Preimplantation genetic diagnosis (PGD) could help some women who suffer from repeated unexplained miscarriages. Carmen Rubio, co-ordinator of a PGD programme in Spain, told the annual conference of the European Society of Human Reproduction and Embryology (ESHRE) last week that her research showed that chromosomal abnormalities could be partly to blame for recurrent miscarriages.
Rubio and her colleagues say that using PGD they had improved pregnancy rates and lowered the risk of miscarriage in women who had suffered successive miscarriages previously. Embryos were screened for chromosomal abnormalities during IVF procedures and only normal embryos were implanted back into the women.

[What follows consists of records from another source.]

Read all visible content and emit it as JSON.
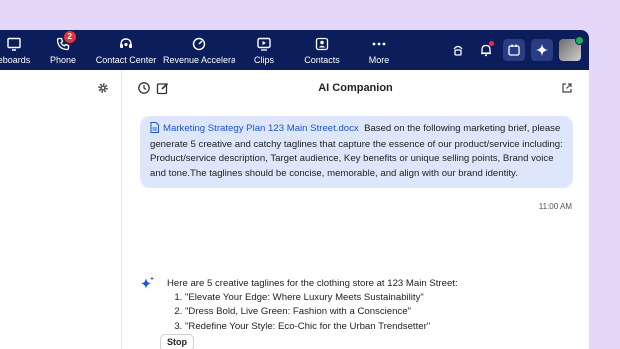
{
  "nav": {
    "items": [
      {
        "label": "eboards",
        "icon": "whiteboard-icon"
      },
      {
        "label": "Phone",
        "icon": "phone-icon",
        "badge": "2"
      },
      {
        "label": "Contact Center",
        "icon": "contact-center-icon"
      },
      {
        "label": "Revenue Accelera",
        "icon": "revenue-accelerator-icon"
      },
      {
        "label": "Clips",
        "icon": "clips-icon"
      },
      {
        "label": "Contacts",
        "icon": "contacts-icon"
      },
      {
        "label": "More",
        "icon": "more-icon"
      }
    ]
  },
  "chat": {
    "title": "AI Companion",
    "user_message": {
      "attachment": "Marketing Strategy Plan 123 Main Street.docx",
      "text": "Based on the following marketing brief, please generate 5 creative and catchy taglines that capture the essence of our product/service including: Product/service description, Target audience, Key benefits or unique selling points, Brand voice and tone.The taglines should be concise, memorable, and align with our brand identity.",
      "time": "11:00 AM"
    },
    "ai_message": {
      "intro": "Here are 5 creative taglines for the clothing store at 123 Main Street:",
      "taglines": [
        "\"Elevate Your Edge: Where Luxury Meets Sustainability\"",
        "\"Dress Bold, Live Green: Fashion with a Conscience\"",
        "\"Redefine Your Style: Eco-Chic for the Urban Trendsetter\""
      ]
    },
    "stop_label": "Stop"
  },
  "colors": {
    "topbar": "#0b1e5b",
    "accent": "#1a55d6",
    "bubble": "#dde6fb",
    "background": "#e4d7f7"
  }
}
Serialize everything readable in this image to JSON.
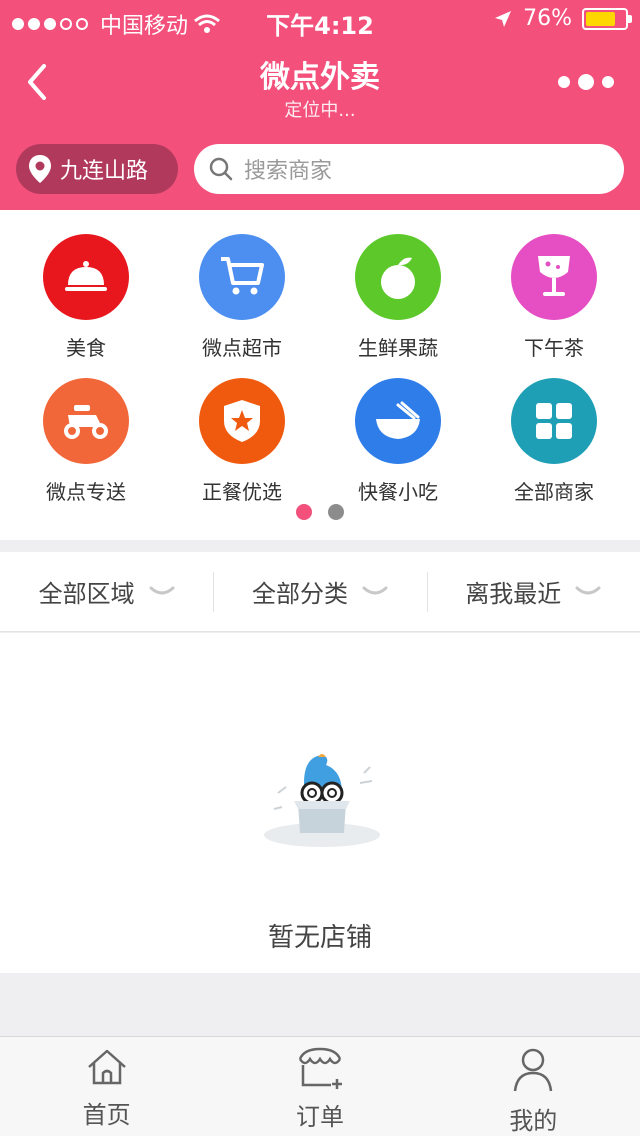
{
  "status_bar": {
    "carrier": "中国移动",
    "time": "下午4:12",
    "battery": "76%",
    "battery_level": 0.76
  },
  "header": {
    "title": "微点外卖",
    "subtitle": "定位中..."
  },
  "location": {
    "label": "九连山路"
  },
  "search": {
    "placeholder": "搜索商家"
  },
  "categories": [
    {
      "label": "美食",
      "icon": "food-cloche-icon",
      "color": "#e8171d"
    },
    {
      "label": "微点超市",
      "icon": "shopping-cart-icon",
      "color": "#4c8ff0"
    },
    {
      "label": "生鲜果蔬",
      "icon": "apple-icon",
      "color": "#5cc82a"
    },
    {
      "label": "下午茶",
      "icon": "drink-glass-icon",
      "color": "#e54fc3"
    },
    {
      "label": "微点专送",
      "icon": "scooter-icon",
      "color": "#f2673a"
    },
    {
      "label": "正餐优选",
      "icon": "star-shield-icon",
      "color": "#f05a0f"
    },
    {
      "label": "快餐小吃",
      "icon": "noodle-bowl-icon",
      "color": "#2f7de8"
    },
    {
      "label": "全部商家",
      "icon": "grid-icon",
      "color": "#1f9fb5"
    }
  ],
  "pager": {
    "pages": 2,
    "current": 1
  },
  "filters": [
    {
      "label": "全部区域"
    },
    {
      "label": "全部分类"
    },
    {
      "label": "离我最近"
    }
  ],
  "empty_state": {
    "text": "暂无店铺"
  },
  "tabbar": [
    {
      "label": "首页",
      "icon": "home-icon"
    },
    {
      "label": "订单",
      "icon": "shop-awning-icon"
    },
    {
      "label": "我的",
      "icon": "user-icon"
    }
  ],
  "colors": {
    "brand": "#f3507c",
    "location_pill": "#b13a5c"
  }
}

PGD was carried out in 71 couples where the woman had a history of repeated unexplained miscarriages and a control group of 28 fertile women undergoing PGD for sex-linked diseases. The researchers found that the percentage of embryos with chromosomal abnormalities was higher in the embryos from the women who suffered miscarriages. However, after transferring only embryos without chromosomal abnormalities back into the women, similar pregnancy rates were achieved in both groups. In addition, the rate of miscarriage was reduced for the women at risk.
Summing up the results, Rubio said that 'our study shows that, in some couples suffering from repeated unexplained miscarriages, chromosomal abnormalities in the embryo can be the cause of the problem. High pregnancy rates and a decreased risk of further miscarriages can be achieved in these couples by using PGD to select only the normal embryos to be transferred into the uterus'.